Monday, July 16, 2007

Talk to me

Personally, I've always relied on friends to help me through the bad times. Professionally, I've always advocated the support of friendship as a way of getting through the bad times. But a recent study in the Journal of Developmental Psychology, suggests that friendship may not be the solution of choice when one has problems - at least, if one is a girl.

The study, which involved 813 American girls and boys aged 9 to 15, got them revealing how much - and how effectively - they discussed their problems with friends. As expected, girls did it more. As expected, both boys and girls felt closer to friends after doing it. But, not as expected, girls felt more anxious and depressed as a result. Boys simply chatted things through and then let them go, but female teens ended up reinforcing each other's negative thoughts, feeling worse and worse about themselves - and then talking about it all even more as proof of friendship!

This study was done on adolescents but I strongly suspect this theory holds true across the board. Women like to talk things through and we tend to think that in and of itself is the solution. But actually, we may have a lot to learn from the boys. They don't get bogged down in the negatives. Their strategy - define the problem, find a solution, but avoid overthinking and overtalking - leaves them feeling more positive and more resourced. Perhaps, just perhaps, we should take a leaf out of their book and use some of the Mars approach rather than being unilaterally Venus.

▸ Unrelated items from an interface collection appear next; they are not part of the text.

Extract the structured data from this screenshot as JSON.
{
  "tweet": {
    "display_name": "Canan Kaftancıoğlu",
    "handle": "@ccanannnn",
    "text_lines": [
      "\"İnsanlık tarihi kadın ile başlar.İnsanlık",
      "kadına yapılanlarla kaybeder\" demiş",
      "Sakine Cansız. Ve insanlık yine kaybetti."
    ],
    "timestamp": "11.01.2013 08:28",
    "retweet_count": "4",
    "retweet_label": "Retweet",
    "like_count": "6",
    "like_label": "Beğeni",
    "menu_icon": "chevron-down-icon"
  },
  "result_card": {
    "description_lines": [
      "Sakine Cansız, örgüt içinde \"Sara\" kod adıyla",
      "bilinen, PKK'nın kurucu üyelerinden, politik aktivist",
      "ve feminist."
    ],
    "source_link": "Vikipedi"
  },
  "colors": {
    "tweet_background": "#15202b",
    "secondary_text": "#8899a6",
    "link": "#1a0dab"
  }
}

Let me be clear. I'm not arguing against talking. Properly done, it supports, clarifies, and inspires. The problem is what the Developmental Psychology study calls "co-rumination" - going over and over negative issues, and so spiralling into ever more negative states.

And, let me be even clearer, I'm not arguing either against talking therapies. Well-done, counselling isn't co-rumination - any therapist worth their salt will slash straight through a client's descent into that kind of unhelpful thinking, and encourage them to find solutions to their problems.

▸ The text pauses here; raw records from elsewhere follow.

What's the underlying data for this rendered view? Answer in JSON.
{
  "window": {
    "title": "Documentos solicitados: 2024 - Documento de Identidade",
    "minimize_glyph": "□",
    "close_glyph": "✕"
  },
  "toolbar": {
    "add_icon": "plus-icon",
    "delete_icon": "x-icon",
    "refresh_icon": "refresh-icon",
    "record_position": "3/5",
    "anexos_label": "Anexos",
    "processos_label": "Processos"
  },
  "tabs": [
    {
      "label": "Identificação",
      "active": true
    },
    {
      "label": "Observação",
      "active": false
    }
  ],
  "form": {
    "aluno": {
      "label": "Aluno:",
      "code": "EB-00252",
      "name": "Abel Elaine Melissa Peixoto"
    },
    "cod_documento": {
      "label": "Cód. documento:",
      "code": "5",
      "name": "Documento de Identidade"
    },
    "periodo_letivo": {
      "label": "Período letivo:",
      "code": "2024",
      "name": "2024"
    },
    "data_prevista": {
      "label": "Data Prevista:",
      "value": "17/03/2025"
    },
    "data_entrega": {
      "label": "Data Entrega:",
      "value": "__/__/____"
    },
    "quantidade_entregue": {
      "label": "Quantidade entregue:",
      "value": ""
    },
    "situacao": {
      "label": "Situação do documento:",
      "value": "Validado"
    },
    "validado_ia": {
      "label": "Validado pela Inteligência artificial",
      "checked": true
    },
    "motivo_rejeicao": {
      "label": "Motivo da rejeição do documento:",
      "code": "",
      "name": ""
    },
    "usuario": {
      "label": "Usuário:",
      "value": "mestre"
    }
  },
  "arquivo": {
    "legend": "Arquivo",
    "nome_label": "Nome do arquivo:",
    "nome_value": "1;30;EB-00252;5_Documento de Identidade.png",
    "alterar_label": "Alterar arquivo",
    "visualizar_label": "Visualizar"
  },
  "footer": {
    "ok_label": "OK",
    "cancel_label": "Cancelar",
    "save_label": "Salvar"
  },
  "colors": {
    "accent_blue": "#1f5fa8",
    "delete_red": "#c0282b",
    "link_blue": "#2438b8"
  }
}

No, the message of this study for me is not to drop our friends - or flee the counselling room. It's to learn just when, where and above all *how* it's good to talk - and when you need to simply take action and move on.